Task to carry out -> Lift every line from the entries that includes the word "room".

Excerpted records ->
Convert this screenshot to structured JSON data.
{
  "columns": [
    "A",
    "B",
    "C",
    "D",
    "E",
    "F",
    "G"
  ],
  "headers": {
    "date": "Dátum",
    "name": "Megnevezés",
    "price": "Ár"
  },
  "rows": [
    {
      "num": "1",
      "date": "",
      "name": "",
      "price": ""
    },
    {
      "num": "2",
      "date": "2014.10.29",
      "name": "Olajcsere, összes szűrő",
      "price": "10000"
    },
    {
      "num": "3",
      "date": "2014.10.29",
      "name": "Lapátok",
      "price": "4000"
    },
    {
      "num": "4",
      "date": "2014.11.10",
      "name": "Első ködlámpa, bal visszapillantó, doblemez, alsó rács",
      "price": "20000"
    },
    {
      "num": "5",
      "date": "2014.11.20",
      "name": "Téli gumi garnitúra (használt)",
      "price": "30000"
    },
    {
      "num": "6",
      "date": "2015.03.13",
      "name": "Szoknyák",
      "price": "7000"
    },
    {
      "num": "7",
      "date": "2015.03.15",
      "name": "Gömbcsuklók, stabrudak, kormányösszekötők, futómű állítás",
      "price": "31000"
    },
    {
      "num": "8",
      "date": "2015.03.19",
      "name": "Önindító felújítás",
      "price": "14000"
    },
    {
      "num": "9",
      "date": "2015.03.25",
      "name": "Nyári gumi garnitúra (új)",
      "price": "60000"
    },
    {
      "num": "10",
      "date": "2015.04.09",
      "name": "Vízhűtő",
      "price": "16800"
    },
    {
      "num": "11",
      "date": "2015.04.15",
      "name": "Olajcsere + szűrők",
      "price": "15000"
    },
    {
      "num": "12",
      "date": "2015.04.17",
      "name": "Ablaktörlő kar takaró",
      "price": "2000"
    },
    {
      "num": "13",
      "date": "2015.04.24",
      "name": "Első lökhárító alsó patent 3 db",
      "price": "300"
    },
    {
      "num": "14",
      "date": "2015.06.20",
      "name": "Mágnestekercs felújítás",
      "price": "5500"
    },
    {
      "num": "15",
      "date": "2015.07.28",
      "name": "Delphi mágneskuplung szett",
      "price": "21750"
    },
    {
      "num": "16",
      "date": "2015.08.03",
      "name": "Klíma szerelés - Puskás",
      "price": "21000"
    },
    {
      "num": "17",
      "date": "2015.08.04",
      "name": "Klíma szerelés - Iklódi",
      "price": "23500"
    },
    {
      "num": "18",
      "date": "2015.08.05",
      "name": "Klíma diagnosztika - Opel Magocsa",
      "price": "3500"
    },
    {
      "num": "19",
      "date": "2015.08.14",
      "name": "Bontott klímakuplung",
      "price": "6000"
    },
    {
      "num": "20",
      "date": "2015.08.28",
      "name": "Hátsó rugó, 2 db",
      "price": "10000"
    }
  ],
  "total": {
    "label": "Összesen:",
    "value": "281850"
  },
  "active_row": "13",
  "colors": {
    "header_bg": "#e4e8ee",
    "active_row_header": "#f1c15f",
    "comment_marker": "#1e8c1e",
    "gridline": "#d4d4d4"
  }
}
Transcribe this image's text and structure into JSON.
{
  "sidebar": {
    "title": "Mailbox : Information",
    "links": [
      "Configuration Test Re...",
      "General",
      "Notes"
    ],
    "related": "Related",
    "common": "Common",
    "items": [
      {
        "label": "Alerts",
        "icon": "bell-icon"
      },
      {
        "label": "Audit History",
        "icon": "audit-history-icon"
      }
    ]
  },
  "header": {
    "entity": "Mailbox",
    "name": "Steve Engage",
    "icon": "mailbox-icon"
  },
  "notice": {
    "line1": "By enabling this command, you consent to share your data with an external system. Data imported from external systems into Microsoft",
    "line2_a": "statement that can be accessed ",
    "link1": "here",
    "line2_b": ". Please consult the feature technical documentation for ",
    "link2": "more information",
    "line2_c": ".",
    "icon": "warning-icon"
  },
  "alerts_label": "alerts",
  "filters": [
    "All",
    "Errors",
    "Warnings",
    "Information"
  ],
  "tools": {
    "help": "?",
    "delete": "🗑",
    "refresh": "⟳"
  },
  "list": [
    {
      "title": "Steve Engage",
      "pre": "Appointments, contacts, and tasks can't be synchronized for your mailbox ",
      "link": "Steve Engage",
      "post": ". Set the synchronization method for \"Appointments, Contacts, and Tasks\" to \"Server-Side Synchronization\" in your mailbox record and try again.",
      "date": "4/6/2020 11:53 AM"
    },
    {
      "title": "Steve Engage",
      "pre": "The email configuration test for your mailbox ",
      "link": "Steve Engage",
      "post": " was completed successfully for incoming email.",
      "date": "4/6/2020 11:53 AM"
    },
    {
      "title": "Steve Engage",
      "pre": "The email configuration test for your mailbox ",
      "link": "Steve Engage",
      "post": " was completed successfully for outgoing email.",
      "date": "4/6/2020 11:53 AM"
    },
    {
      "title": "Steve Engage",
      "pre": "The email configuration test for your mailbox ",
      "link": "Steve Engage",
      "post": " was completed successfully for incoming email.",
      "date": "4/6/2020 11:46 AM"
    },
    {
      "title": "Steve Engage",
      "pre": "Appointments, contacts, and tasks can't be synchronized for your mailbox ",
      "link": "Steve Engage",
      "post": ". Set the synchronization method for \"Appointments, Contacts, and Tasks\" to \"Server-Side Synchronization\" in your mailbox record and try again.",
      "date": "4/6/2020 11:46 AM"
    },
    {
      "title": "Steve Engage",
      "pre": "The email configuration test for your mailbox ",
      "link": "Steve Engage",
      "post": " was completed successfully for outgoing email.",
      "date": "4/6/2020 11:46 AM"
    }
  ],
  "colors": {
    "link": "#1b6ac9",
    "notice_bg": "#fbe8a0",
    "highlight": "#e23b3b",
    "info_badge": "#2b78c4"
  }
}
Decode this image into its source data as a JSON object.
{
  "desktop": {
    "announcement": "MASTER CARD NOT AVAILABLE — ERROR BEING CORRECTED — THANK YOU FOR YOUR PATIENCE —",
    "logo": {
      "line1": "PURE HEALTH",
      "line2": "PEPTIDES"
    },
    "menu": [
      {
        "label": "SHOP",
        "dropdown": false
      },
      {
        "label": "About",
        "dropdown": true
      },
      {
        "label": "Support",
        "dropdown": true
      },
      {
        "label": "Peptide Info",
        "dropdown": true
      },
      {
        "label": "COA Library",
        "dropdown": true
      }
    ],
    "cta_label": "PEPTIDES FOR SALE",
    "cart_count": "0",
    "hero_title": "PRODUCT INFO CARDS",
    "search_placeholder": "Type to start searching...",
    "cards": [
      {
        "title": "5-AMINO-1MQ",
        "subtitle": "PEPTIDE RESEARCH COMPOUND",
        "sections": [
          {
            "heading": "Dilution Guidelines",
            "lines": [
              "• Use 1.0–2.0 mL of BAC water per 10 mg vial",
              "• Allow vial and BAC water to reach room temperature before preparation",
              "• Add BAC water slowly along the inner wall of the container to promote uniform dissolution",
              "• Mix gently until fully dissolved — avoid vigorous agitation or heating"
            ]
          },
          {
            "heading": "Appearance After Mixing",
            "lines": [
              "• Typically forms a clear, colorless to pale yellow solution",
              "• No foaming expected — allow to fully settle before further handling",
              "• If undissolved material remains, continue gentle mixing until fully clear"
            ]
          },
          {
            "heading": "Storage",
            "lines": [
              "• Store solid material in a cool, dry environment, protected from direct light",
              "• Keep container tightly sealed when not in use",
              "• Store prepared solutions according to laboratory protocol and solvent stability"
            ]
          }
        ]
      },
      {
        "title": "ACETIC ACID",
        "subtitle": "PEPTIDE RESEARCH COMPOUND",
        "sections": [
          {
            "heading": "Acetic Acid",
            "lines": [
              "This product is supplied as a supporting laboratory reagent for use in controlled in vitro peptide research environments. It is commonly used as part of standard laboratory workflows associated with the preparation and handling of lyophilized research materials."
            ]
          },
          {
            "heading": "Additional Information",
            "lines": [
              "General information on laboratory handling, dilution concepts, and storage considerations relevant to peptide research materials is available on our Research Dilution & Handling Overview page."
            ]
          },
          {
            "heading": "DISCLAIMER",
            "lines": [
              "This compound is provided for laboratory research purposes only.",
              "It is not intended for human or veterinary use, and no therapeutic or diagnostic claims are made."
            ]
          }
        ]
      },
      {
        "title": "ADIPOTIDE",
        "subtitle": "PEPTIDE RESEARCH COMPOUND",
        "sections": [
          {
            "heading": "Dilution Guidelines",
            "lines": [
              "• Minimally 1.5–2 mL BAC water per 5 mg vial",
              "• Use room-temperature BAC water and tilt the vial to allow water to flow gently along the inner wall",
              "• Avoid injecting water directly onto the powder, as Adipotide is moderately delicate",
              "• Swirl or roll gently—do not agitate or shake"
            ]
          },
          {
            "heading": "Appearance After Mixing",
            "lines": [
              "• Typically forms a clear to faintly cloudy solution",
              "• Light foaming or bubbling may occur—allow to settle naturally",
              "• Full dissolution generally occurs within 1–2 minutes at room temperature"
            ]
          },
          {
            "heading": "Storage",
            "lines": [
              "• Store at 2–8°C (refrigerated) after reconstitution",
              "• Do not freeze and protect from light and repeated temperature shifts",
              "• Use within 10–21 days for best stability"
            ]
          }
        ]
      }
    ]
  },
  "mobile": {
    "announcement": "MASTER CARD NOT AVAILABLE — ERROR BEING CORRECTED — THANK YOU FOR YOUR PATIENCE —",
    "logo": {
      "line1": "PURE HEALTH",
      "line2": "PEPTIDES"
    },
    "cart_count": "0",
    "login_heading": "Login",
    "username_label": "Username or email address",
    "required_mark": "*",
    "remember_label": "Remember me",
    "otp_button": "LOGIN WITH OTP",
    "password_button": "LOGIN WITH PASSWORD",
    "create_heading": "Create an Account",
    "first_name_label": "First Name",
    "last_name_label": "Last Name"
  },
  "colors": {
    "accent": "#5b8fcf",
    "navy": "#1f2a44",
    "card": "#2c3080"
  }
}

Your solution ->
              "• Allow vial and BAC water to reach room temperature before preparation",
              "• Use room-temperature BAC water and tilt the vial to allow water to flow gently along the inner wall",
              "• Full dissolution generally occurs within 1–2 minutes at room temperature"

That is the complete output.